“As an elder of the Yankunytjatjara and the APY Lands I state my absolute disappointment and disgust with the governments of South Australia and the Commonwealth. I say “NO” to mining in APY Lands and I say “NO” to homeless centres being built for our people away from their traditional homelands.”
Elder believes the APY Land is being dismantled http://cooberpedyregionaltimes.files.wordpress.com/2008/11/coober-pedy-regional-times-12-09-2013.pdf, by Yami Lester, (OAM) Order of Australia Medal)
Yankunytjatjara Elder Yami Lester is deeply disturbed by the exodus of Anangu from the APY Lands over the past several years. Big mining has been approved for the area but there are no jobs.. He says many families are not returning, causing a decline in the population of the lands. Lester who was awarded the Order of Australia medal in 1981 for service in the field of Aboriginal Welfare says,“The governments are now impatient to mix Anangu into the mainstream, hundreds of kilometres from their homelands.
Honeymoon Well uranium mine to go into Russian hands ABC Rural By Babs McHugh 7 Sept 13, The Honeymoon Well uranium mine in South Australia is set to be 100 per cent Russian owned by the September quarter.
Shareholders of Canadian company Uranium One have approved a buyout offer from the Russian State Corporation for Nuclear Energy, Rosatom.
A Rosatom subsidiary already owns 49 per cent of Uranium One and, once the deal is completed, the new entity will be private.

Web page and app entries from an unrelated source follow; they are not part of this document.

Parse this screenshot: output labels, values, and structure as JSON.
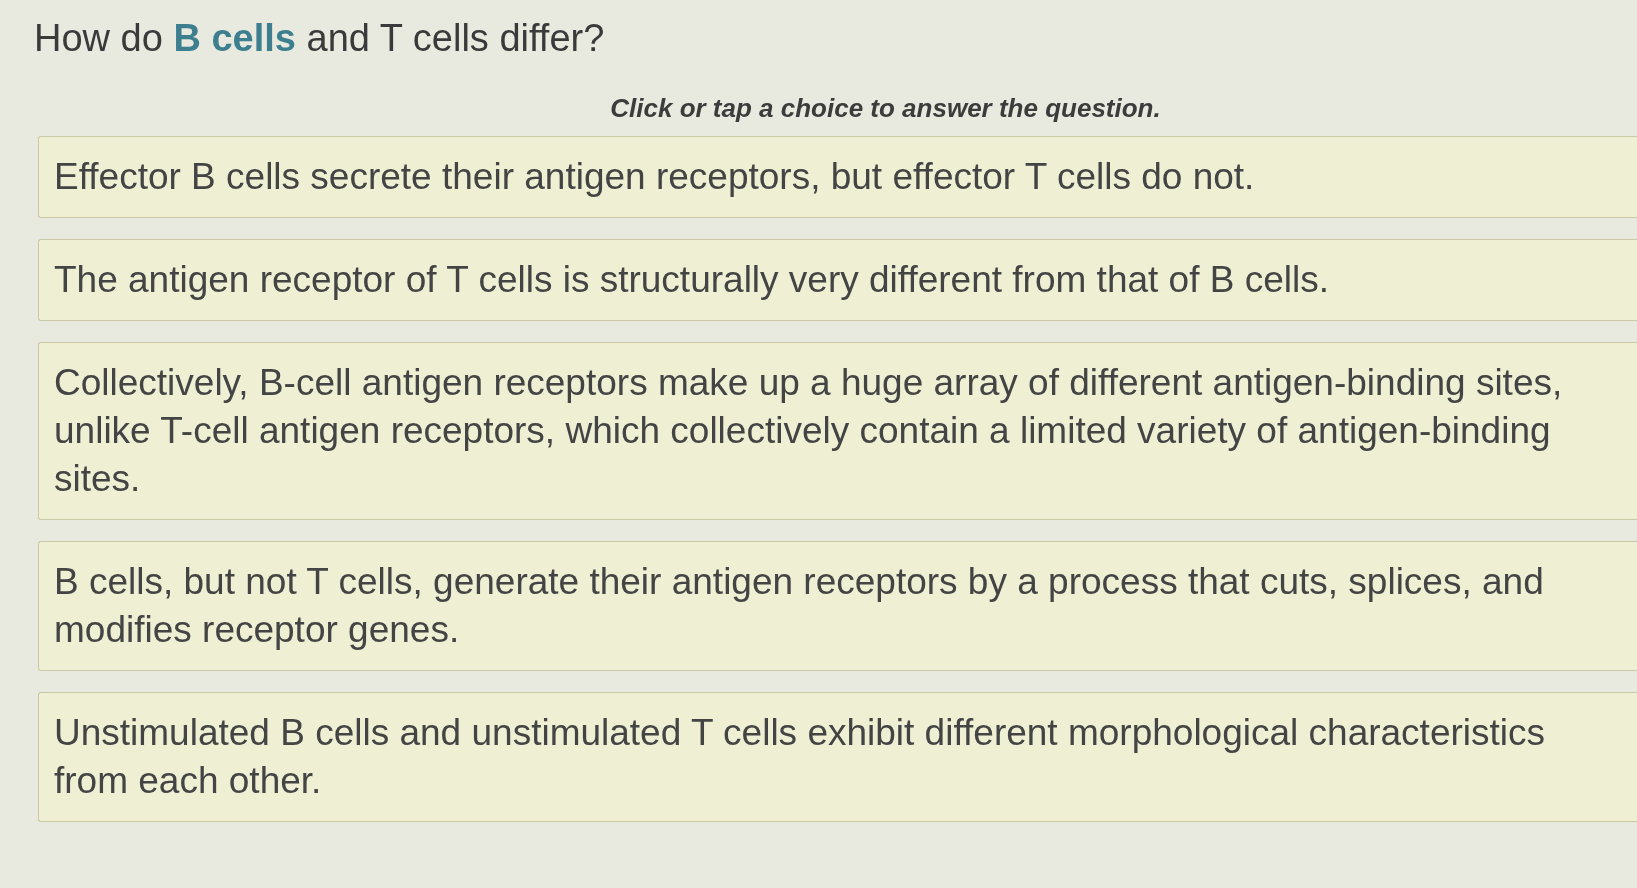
{
  "question": {
    "prompt": "How do **B cells** and T cells differ?",
    "instruction": "Click or tap a choice to answer the question."
  },
  "choices": [
    {
      "text": "Effector B cells secrete their antigen receptors, but effector T cells do not.",
      "selected": false
    },
    {
      "text": "The antigen receptor of T cells is structurally very different from that of B cells.",
      "selected": false
    },
    {
      "text": "Collectively, B-cell antigen receptors make up a huge array of different antigen-binding sites, unlike T-cell antigen receptors, which collectively contain a limited variety of antigen-binding sites.",
      "selected": false
    },
    {
      "text": "B cells, but not T cells, generate their antigen receptors by a process that cuts, splices, and modifies receptor genes.",
      "selected": false
    },
    {
      "text": "Unstimulated B cells and unstimulated T cells exhibit different morphological characteristics from each other.",
      "selected": false
    }
  ]
}
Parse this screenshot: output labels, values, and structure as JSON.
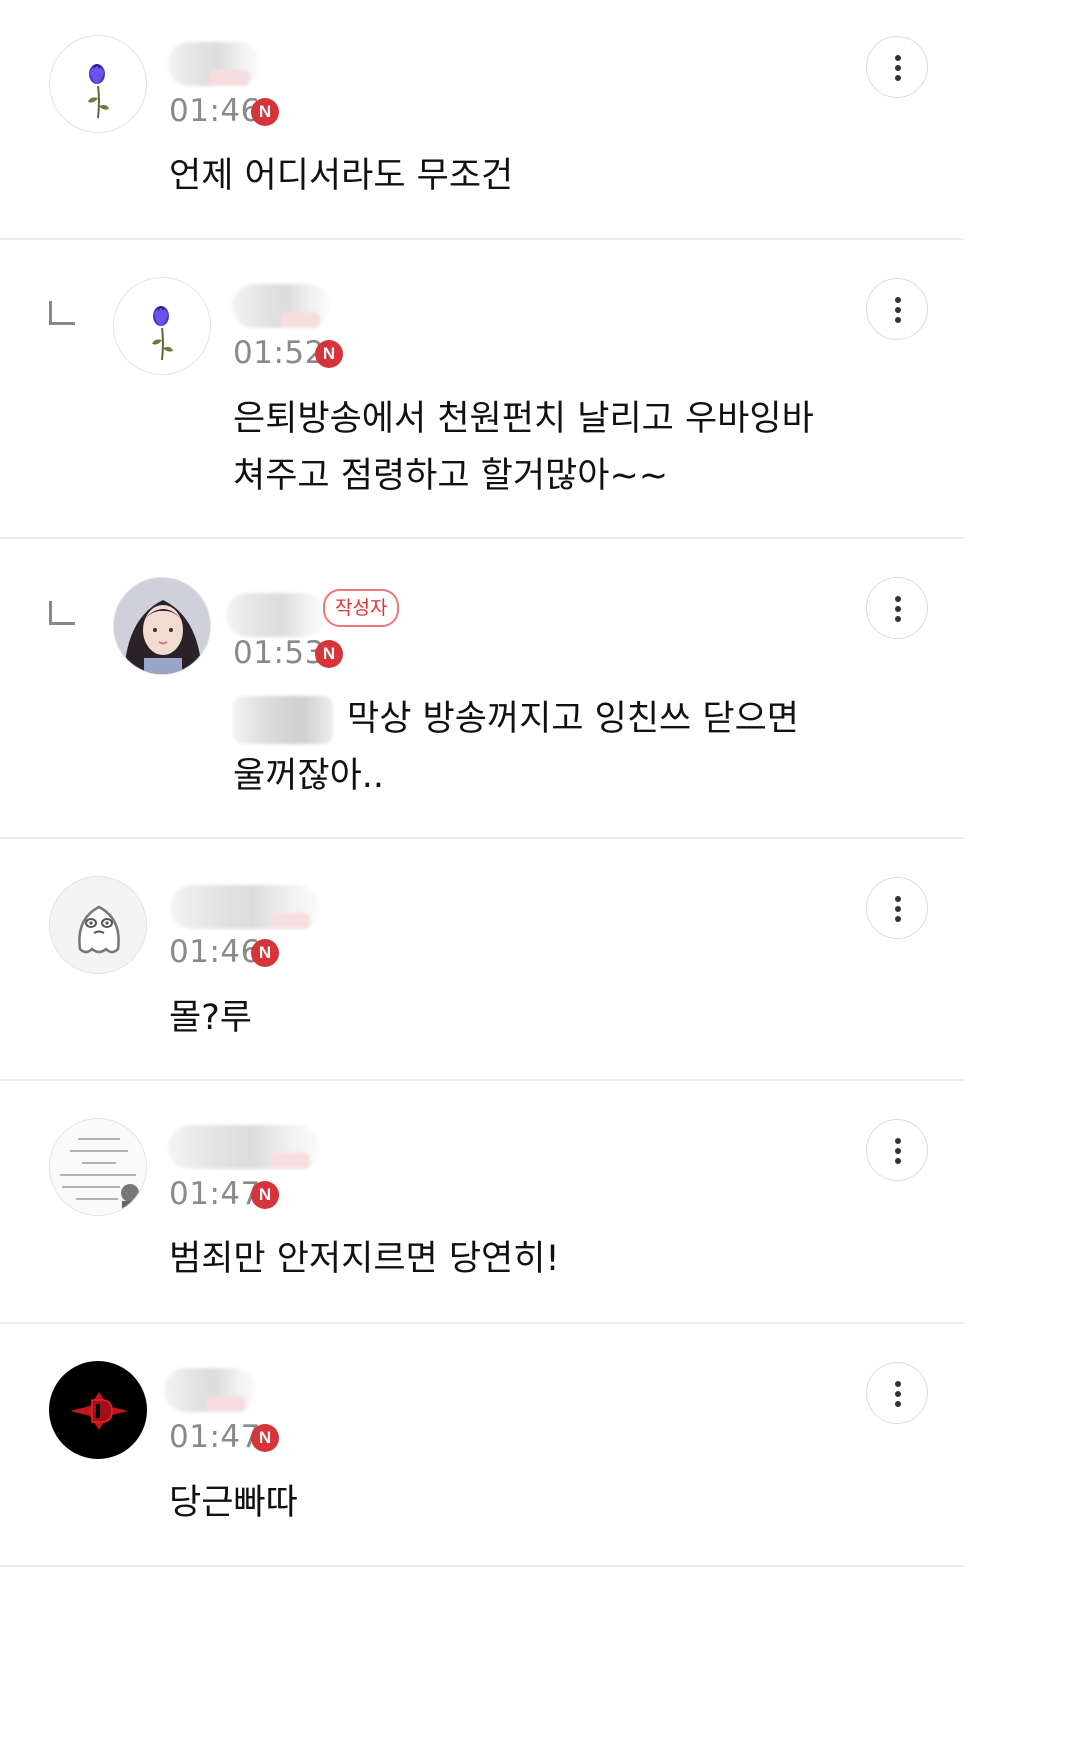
{
  "comments": [
    {
      "time": "01:46",
      "badge": "N",
      "text": "언제 어디서라도 무조건",
      "avatar_icon": "rose-icon",
      "reply": false
    },
    {
      "time": "01:52",
      "badge": "N",
      "text_line1": "은퇴방송에서 천원펀치 날리고 우바잉바",
      "text_line2": "쳐주고 점령하고 할거많아~~",
      "avatar_icon": "rose-icon",
      "reply": true
    },
    {
      "time": "01:53",
      "badge": "N",
      "author_label": "작성자",
      "text_line1": "막상 방송꺼지고 잉친쓰 닫으면",
      "text_line2": "울꺼잖아..",
      "avatar_icon": "profile-photo-girl",
      "reply": true
    },
    {
      "time": "01:46",
      "badge": "N",
      "text": "몰?루",
      "avatar_icon": "ghost-character-icon",
      "reply": false
    },
    {
      "time": "01:47",
      "badge": "N",
      "text": "범죄만 안저지르면 당연히!",
      "avatar_icon": "quote-text-image",
      "reply": false
    },
    {
      "time": "01:47",
      "badge": "N",
      "text": "당근빠따",
      "avatar_icon": "red-d-logo-icon",
      "reply": false
    }
  ],
  "colors": {
    "new_badge": "#d5343a",
    "author_badge": "#dd3333",
    "divider": "#ececec",
    "time": "#8a8a8a"
  },
  "icons": {
    "more": "more-vertical-icon",
    "reply": "reply-corner-icon"
  }
}
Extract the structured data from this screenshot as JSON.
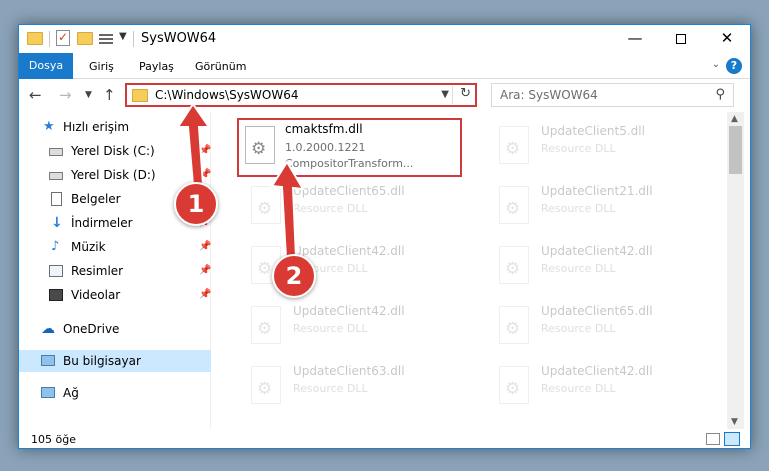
{
  "window": {
    "title": "SysWOW64",
    "controls": {
      "minimize": "—",
      "maximize": "",
      "close": "✕"
    }
  },
  "ribbon": {
    "tabs": [
      {
        "label": "Dosya",
        "active": true
      },
      {
        "label": "Giriş"
      },
      {
        "label": "Paylaş"
      },
      {
        "label": "Görünüm"
      }
    ],
    "help": "?"
  },
  "navigation": {
    "address": "C:\\Windows\\SysWOW64",
    "search_placeholder": "Ara: SysWOW64"
  },
  "sidebar": {
    "items": [
      {
        "label": "Hızlı erişim",
        "icon": "star-icon"
      },
      {
        "label": "Yerel Disk (C:)",
        "icon": "drive-icon",
        "pinned": true
      },
      {
        "label": "Yerel Disk (D:)",
        "icon": "drive-icon",
        "pinned": true
      },
      {
        "label": "Belgeler",
        "icon": "document-icon",
        "pinned": true
      },
      {
        "label": "İndirmeler",
        "icon": "download-icon",
        "pinned": true
      },
      {
        "label": "Müzik",
        "icon": "music-icon",
        "pinned": true
      },
      {
        "label": "Resimler",
        "icon": "pictures-icon",
        "pinned": true
      },
      {
        "label": "Videolar",
        "icon": "videos-icon",
        "pinned": true
      },
      {
        "label": "OneDrive",
        "icon": "onedrive-icon"
      },
      {
        "label": "Bu bilgisayar",
        "icon": "computer-icon",
        "selected": true
      },
      {
        "label": "Ağ",
        "icon": "network-icon"
      }
    ]
  },
  "files": [
    {
      "name": "cmaktsfm.dll",
      "line1": "1.0.2000.1221",
      "line2": "CompositorTransform...",
      "selected": true
    },
    {
      "name": "UpdateClient5.dll",
      "line1": "Resource DLL"
    },
    {
      "name": "UpdateClient65.dll",
      "line1": "Resource DLL"
    },
    {
      "name": "UpdateClient21.dll",
      "line1": "Resource DLL"
    },
    {
      "name": "UpdateClient42.dll",
      "line1": "Resource DLL"
    },
    {
      "name": "UpdateClient42.dll",
      "line1": "Resource DLL"
    },
    {
      "name": "UpdateClient42.dll",
      "line1": "Resource DLL"
    },
    {
      "name": "UpdateClient65.dll",
      "line1": "Resource DLL"
    },
    {
      "name": "UpdateClient63.dll",
      "line1": "Resource DLL"
    },
    {
      "name": "UpdateClient42.dll",
      "line1": "Resource DLL"
    }
  ],
  "status": {
    "item_count": "105 öğe"
  },
  "annotations": {
    "badge1": "1",
    "badge2": "2",
    "color": "#d93a33"
  }
}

Honeymoon Well is is the smallest of Australia’s operating uranium mines. The others are Olympic Dam in South Australia, Ranger Mine in the Northern Territory and Beverley Mine in South Australia…… http://www.abc.net.au/news/2013-09-06/russia-to-own-honeymoon-well-uranium-mine/4941128